### TASK BRIEF:
Report back every line from the entries below in which the word "score" occurs.

[Website and app data records]
Segment Open
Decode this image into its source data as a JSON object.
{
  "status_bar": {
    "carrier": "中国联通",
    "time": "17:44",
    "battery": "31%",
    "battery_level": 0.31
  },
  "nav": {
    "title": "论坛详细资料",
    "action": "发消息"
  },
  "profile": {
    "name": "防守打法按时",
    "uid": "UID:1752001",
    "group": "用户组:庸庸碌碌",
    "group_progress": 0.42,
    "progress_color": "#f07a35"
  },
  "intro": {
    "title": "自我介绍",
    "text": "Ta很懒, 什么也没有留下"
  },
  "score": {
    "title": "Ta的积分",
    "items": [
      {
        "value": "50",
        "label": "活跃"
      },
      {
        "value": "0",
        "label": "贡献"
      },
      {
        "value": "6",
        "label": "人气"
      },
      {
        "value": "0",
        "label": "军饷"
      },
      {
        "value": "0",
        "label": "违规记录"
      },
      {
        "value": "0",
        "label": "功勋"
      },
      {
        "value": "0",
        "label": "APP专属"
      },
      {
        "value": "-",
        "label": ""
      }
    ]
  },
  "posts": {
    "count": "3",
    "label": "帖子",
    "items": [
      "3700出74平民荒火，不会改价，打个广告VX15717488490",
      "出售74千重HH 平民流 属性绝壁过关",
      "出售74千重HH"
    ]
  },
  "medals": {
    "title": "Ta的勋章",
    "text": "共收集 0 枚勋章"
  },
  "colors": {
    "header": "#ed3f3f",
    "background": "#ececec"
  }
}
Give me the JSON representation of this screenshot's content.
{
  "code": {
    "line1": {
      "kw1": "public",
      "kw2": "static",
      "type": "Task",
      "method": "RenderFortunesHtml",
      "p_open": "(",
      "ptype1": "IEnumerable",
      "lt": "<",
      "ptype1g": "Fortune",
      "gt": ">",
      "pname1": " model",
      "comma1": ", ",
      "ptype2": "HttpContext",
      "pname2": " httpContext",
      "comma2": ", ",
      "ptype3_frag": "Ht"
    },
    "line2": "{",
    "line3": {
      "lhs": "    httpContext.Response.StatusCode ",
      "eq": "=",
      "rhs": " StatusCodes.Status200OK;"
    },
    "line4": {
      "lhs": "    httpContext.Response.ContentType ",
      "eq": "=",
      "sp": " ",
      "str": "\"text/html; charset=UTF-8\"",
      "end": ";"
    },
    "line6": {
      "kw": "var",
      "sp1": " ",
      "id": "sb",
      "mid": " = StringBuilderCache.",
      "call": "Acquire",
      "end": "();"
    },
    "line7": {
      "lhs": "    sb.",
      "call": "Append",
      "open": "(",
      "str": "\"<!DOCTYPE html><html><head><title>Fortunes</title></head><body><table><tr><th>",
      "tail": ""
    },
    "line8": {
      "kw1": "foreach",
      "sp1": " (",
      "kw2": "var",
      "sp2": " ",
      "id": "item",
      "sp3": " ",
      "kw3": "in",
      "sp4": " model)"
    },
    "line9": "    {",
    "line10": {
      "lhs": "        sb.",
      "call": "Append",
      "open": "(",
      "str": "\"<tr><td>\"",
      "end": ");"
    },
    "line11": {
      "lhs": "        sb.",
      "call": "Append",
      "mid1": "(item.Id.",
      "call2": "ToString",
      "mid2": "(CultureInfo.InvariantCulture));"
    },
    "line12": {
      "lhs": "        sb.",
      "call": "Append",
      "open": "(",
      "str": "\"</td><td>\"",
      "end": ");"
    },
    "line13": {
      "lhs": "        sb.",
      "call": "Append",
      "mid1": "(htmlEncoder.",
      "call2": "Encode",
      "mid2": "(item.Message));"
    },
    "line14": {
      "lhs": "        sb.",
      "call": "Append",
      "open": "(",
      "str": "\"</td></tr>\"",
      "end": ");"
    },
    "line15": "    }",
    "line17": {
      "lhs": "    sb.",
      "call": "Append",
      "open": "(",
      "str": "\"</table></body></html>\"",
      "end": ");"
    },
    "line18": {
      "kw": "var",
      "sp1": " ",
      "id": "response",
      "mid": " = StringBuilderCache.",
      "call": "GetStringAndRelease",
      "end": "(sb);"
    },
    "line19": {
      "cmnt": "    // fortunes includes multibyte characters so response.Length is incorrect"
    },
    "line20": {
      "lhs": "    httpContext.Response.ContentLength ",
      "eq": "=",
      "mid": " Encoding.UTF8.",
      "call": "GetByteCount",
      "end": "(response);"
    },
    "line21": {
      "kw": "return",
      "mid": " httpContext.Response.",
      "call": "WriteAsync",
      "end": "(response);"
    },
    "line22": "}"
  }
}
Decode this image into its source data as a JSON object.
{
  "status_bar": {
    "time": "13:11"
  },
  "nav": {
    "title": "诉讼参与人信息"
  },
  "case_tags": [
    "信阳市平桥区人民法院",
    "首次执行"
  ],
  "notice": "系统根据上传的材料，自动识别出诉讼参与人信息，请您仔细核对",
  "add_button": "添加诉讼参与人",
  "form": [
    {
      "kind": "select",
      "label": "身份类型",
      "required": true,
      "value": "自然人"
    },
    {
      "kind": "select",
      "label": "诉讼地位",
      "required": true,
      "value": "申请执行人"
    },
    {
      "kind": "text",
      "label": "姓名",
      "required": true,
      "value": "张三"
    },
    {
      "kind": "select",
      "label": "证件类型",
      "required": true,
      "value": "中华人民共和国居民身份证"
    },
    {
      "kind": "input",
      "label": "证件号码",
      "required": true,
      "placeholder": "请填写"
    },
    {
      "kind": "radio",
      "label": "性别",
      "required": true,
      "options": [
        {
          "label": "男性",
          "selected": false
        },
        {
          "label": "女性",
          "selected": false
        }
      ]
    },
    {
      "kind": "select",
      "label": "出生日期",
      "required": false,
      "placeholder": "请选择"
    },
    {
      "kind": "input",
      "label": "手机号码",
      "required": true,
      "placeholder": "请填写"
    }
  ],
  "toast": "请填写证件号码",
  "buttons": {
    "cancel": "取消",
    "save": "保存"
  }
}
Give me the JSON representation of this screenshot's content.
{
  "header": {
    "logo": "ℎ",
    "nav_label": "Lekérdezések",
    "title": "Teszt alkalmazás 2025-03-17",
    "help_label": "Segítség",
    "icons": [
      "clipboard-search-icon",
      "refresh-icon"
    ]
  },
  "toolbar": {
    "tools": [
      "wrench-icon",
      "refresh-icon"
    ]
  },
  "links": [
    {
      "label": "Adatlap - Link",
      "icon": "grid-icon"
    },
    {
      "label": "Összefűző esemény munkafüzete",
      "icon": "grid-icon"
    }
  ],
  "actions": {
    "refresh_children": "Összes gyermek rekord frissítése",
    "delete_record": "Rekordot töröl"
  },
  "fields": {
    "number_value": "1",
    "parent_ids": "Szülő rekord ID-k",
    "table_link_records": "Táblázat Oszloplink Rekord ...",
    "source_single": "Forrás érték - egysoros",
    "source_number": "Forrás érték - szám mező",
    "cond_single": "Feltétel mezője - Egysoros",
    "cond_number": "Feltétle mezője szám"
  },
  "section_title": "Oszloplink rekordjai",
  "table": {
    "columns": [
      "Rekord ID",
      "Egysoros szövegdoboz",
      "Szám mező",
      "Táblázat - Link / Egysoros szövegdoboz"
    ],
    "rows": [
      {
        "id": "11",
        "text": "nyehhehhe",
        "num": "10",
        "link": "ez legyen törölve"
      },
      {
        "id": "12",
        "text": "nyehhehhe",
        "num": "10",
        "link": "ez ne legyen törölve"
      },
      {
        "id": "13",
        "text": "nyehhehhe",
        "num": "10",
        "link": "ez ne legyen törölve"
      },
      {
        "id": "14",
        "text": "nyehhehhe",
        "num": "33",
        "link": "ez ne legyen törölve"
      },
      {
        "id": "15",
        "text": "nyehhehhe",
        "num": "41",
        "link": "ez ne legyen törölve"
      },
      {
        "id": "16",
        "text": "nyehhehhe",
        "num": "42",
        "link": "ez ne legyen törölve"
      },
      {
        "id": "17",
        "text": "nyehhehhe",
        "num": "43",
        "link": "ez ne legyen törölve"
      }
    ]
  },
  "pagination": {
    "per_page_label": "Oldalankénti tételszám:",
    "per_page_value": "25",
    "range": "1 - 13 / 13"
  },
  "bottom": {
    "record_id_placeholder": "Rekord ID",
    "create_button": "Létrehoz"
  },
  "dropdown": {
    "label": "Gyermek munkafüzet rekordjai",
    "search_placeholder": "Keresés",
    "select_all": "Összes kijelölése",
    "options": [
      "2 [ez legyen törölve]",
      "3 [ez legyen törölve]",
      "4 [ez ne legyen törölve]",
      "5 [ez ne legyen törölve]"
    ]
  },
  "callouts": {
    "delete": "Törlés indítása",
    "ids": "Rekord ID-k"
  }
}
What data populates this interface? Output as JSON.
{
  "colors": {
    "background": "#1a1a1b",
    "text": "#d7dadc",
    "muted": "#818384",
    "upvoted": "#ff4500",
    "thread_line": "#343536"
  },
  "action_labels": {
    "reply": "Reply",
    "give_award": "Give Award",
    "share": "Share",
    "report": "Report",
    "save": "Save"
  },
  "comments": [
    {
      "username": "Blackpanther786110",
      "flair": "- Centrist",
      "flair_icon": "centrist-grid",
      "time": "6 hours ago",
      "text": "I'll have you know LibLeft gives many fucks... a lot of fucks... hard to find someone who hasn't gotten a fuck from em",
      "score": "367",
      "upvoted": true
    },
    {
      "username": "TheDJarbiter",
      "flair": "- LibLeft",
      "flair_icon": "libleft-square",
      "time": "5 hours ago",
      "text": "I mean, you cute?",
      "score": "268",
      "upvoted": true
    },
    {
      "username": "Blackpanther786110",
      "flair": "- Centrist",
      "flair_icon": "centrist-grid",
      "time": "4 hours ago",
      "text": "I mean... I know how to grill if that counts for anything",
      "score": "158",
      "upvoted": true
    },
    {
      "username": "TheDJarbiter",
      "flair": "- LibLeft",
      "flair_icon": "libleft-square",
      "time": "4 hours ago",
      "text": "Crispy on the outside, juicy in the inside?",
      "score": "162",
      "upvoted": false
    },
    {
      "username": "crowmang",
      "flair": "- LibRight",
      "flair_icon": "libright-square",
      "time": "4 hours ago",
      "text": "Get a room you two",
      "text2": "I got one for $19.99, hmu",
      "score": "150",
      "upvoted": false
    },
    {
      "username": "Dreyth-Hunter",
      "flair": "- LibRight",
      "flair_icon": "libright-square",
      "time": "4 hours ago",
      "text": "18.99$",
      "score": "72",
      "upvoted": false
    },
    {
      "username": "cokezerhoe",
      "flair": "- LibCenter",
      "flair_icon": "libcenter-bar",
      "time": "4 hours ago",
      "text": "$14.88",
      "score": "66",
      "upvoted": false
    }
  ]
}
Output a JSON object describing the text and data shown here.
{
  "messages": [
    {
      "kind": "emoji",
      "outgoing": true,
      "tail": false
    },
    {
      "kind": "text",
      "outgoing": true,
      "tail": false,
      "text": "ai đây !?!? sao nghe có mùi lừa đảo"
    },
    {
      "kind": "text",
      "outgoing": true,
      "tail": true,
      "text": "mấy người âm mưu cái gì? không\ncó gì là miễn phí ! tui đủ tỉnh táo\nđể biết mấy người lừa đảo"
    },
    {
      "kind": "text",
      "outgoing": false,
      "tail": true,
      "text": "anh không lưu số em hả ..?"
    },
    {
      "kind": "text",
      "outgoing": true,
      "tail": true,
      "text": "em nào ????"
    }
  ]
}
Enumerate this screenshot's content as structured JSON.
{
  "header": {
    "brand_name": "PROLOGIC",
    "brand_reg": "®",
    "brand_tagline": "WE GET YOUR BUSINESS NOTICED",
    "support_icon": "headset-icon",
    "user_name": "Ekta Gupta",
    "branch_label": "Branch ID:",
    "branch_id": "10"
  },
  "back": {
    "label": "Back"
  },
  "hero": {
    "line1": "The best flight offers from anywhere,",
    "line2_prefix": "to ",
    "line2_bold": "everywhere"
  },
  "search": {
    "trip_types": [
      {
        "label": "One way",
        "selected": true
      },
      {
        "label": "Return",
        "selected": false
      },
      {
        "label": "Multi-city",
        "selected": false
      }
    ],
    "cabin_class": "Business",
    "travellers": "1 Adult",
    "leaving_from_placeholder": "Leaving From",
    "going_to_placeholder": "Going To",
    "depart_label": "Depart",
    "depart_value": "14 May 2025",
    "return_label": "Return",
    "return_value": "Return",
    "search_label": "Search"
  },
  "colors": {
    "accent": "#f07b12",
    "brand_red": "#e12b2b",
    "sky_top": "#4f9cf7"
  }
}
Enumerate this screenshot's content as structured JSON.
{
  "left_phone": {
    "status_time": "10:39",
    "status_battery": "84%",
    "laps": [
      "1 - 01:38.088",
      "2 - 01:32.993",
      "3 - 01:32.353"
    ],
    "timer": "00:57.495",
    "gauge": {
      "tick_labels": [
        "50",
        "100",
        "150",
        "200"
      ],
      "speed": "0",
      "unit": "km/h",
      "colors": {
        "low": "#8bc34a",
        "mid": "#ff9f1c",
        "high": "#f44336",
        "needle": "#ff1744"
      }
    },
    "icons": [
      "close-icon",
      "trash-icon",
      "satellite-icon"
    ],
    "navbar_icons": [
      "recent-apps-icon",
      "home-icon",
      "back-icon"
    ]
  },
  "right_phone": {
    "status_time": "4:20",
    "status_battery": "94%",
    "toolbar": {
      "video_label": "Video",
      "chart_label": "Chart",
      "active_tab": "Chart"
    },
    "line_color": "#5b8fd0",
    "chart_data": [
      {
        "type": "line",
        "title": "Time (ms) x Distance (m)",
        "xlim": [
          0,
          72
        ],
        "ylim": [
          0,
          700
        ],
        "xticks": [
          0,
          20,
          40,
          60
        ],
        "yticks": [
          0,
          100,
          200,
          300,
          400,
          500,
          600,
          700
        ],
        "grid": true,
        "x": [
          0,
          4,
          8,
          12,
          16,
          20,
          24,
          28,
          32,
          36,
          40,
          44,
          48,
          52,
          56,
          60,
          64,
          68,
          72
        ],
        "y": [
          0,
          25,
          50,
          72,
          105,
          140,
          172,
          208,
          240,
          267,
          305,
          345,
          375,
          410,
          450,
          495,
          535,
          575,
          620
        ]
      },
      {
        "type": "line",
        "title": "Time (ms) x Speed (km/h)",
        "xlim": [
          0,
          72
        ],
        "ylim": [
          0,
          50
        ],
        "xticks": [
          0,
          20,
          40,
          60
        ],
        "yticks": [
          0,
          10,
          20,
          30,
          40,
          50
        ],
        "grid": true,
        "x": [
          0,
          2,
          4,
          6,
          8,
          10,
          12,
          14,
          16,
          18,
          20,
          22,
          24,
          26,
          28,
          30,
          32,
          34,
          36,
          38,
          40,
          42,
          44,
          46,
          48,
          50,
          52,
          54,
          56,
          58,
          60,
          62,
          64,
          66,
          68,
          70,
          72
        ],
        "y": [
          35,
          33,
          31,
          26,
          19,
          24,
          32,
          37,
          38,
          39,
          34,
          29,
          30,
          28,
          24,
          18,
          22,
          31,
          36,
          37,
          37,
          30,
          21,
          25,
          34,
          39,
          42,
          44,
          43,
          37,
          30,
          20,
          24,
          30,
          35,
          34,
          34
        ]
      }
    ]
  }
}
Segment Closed
### TASK ANSWER:
  "score": {
      "score": "367",
      "score": "268",
      "score": "158",
      "score": "162",
      "score": "150",
      "score": "72",
      "score": "66",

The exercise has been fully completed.